═══ Extracted entries

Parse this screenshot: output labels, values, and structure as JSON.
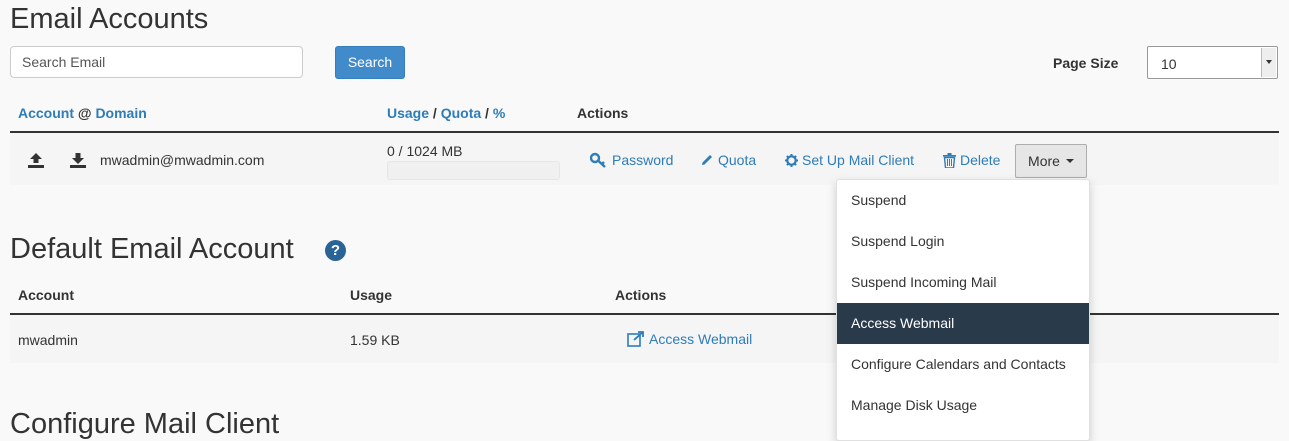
{
  "email_accounts": {
    "title": "Email Accounts",
    "search_placeholder": "Search Email",
    "search_label": "Search",
    "page_size_label": "Page Size",
    "page_size_value": "10",
    "headers": {
      "account": "Account",
      "at": "@",
      "domain": "Domain",
      "usage": "Usage",
      "slash1": "/",
      "quota": "Quota",
      "slash2": "/",
      "percent": "%",
      "actions": "Actions"
    },
    "rows": [
      {
        "email": "mwadmin@mwadmin.com",
        "usage": "0 / 1024 MB",
        "usage_fraction": 0,
        "actions": {
          "password": "Password",
          "quota": "Quota",
          "mail_client": "Set Up Mail Client",
          "delete": "Delete",
          "more": "More"
        }
      }
    ],
    "more_menu": [
      {
        "label": "Suspend",
        "active": false
      },
      {
        "label": "Suspend Login",
        "active": false
      },
      {
        "label": "Suspend Incoming Mail",
        "active": false
      },
      {
        "label": "Access Webmail",
        "active": true
      },
      {
        "label": "Configure Calendars and Contacts",
        "active": false
      },
      {
        "label": "Manage Disk Usage",
        "active": false
      }
    ]
  },
  "default_account": {
    "title": "Default Email Account",
    "headers": {
      "account": "Account",
      "usage": "Usage",
      "actions": "Actions"
    },
    "row": {
      "account": "mwadmin",
      "usage": "1.59 KB",
      "action": "Access Webmail"
    }
  },
  "next_section_title": "Configure Mail Client",
  "colors": {
    "link": "#2e7cb8",
    "primary_button": "#428bca",
    "menu_active": "#293a4a"
  }
}
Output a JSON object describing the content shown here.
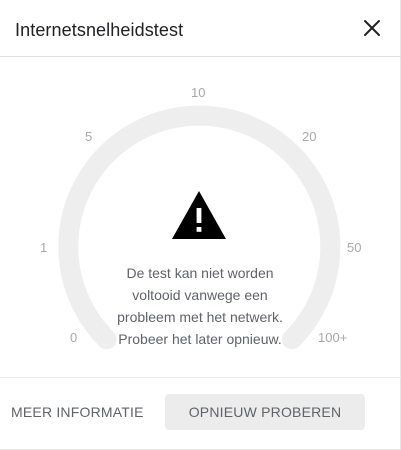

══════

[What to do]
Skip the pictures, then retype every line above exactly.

[Expected output]
Parse this screenshot: output labels, values, and structure as JSON.
{
  "email_accounts": {
    "title": "Email Accounts",
    "search_placeholder": "Search Email",
    "search_label": "Search",
    "page_size_label": "Page Size",
    "page_size_value": "10",
    "headers": {
      "account": "Account",
      "at": "@",
      "domain": "Domain",
      "usage": "Usage",
      "slash1": "/",
      "quota": "Quota",
      "slash2": "/",
      "percent": "%",
      "actions": "Actions"
    },
    "rows": [
      {
        "email": "mwadmin@mwadmin.com",
        "usage": "0 / 1024 MB",
        "usage_fraction": 0,
        "actions": {
          "password": "Password",
          "quota": "Quota",
          "mail_client": "Set Up Mail Client",
          "delete": "Delete",
          "more": "More"
        }
      }
    ],
    "more_menu": [
      {
        "label": "Suspend",
        "active": false
      },
      {
        "label": "Suspend Login",
        "active": false
      },
      {
        "label": "Suspend Incoming Mail",
        "active": false
      },
      {
        "label": "Access Webmail",
        "active": true
      },
      {
        "label": "Configure Calendars and Contacts",
        "active": false
      },
      {
        "label": "Manage Disk Usage",
        "active": false
      }
    ]
  },
  "default_account": {
    "title": "Default Email Account",
    "headers": {
      "account": "Account",
      "usage": "Usage",
      "actions": "Actions"
    },
    "row": {
      "account": "mwadmin",
      "usage": "1.59 KB",
      "action": "Access Webmail"
    }
  },
  "next_section_title": "Configure Mail Client",
  "colors": {
    "link": "#2e7cb8",
    "primary_button": "#428bca",
    "menu_active": "#293a4a"
  }
}
Output a JSON object describing the content shown here.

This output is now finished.